**PROBLEM TO SOLVE:**
Each entry must appear in the answer exactly as given.

Website and app data records:
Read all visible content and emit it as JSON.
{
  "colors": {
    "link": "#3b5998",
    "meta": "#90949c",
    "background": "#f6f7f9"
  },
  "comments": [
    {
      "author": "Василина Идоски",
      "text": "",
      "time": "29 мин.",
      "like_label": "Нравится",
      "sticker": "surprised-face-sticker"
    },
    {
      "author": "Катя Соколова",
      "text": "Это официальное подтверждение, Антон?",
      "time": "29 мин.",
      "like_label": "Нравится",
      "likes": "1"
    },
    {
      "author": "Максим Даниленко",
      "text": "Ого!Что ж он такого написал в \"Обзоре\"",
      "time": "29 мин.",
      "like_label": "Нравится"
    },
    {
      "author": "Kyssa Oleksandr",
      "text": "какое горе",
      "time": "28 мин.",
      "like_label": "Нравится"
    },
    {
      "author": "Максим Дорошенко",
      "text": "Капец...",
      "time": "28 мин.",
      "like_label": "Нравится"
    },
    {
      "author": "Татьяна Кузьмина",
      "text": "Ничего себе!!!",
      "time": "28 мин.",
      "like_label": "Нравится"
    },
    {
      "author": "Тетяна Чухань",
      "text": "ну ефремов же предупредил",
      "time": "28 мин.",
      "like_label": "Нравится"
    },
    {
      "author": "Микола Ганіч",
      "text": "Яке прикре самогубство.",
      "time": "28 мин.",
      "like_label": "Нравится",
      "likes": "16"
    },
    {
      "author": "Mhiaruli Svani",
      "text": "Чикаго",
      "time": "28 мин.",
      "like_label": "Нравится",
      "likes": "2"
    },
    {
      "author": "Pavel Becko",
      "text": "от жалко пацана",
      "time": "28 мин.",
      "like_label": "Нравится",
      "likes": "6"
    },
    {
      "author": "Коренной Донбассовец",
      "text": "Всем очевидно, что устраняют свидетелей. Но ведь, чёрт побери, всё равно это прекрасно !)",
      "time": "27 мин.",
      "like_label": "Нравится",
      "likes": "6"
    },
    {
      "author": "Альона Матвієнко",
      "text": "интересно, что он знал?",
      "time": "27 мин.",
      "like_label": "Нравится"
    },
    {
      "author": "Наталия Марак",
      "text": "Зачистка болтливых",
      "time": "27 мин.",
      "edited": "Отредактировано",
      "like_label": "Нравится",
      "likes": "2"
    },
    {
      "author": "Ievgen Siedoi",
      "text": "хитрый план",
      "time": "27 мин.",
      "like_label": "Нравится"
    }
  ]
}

**EXERCISE OUTPUT:**
Read all visible content and emit it as JSON.
{
  "colors": {
    "link": "#3b5998",
    "meta": "#90949c",
    "background": "#f6f7f9"
  },
  "comments": [
    {
      "author": "Василина Идоски",
      "text": "",
      "time": "29 мин.",
      "like_label": "Нравится",
      "sticker": "surprised-face-sticker"
    },
    {
      "author": "Катя Соколова",
      "text": "Это официальное подтверждение, Антон?",
      "time": "29 мин.",
      "like_label": "Нравится",
      "likes": "1"
    },
    {
      "author": "Максим Даниленко",
      "text": "Ого!Что ж он такого написал в \"Обзоре\"",
      "time": "29 мин.",
      "like_label": "Нравится"
    },
    {
      "author": "Kyssa Oleksandr",
      "text": "какое горе",
      "time": "28 мин.",
      "like_label": "Нравится"
    },
    {
      "author": "Максим Дорошенко",
      "text": "Капец...",
      "time": "28 мин.",
      "like_label": "Нравится"
    },
    {
      "author": "Татьяна Кузьмина",
      "text": "Ничего себе!!!",
      "time": "28 мин.",
      "like_label": "Нравится"
    },
    {
      "author": "Тетяна Чухань",
      "text": "ну ефремов же предупредил",
      "time": "28 мин.",
      "like_label": "Нравится"
    },
    {
      "author": "Микола Ганіч",
      "text": "Яке прикре самогубство.",
      "time": "28 мин.",
      "like_label": "Нравится",
      "likes": "16"
    },
    {
      "author": "Mhiaruli Svani",
      "text": "Чикаго",
      "time": "28 мин.",
      "like_label": "Нравится",
      "likes": "2"
    },
    {
      "author": "Pavel Becko",
      "text": "от жалко пацана",
      "time": "28 мин.",
      "like_label": "Нравится",
      "likes": "6"
    },
    {
      "author": "Коренной Донбассовец",
      "text": "Всем очевидно, что устраняют свидетелей. Но ведь, чёрт побери, всё равно это прекрасно !)",
      "time": "27 мин.",
      "like_label": "Нравится",
      "likes": "6"
    },
    {
      "author": "Альона Матвієнко",
      "text": "интересно, что он знал?",
      "time": "27 мин.",
      "like_label": "Нравится"
    },
    {
      "author": "Наталия Марак",
      "text": "Зачистка болтливых",
      "time": "27 мин.",
      "edited": "Отредактировано",
      "like_label": "Нравится",
      "likes": "2"
    },
    {
      "author": "Ievgen Siedoi",
      "text": "хитрый план",
      "time": "27 мин.",
      "like_label": "Нравится"
    }
  ]
}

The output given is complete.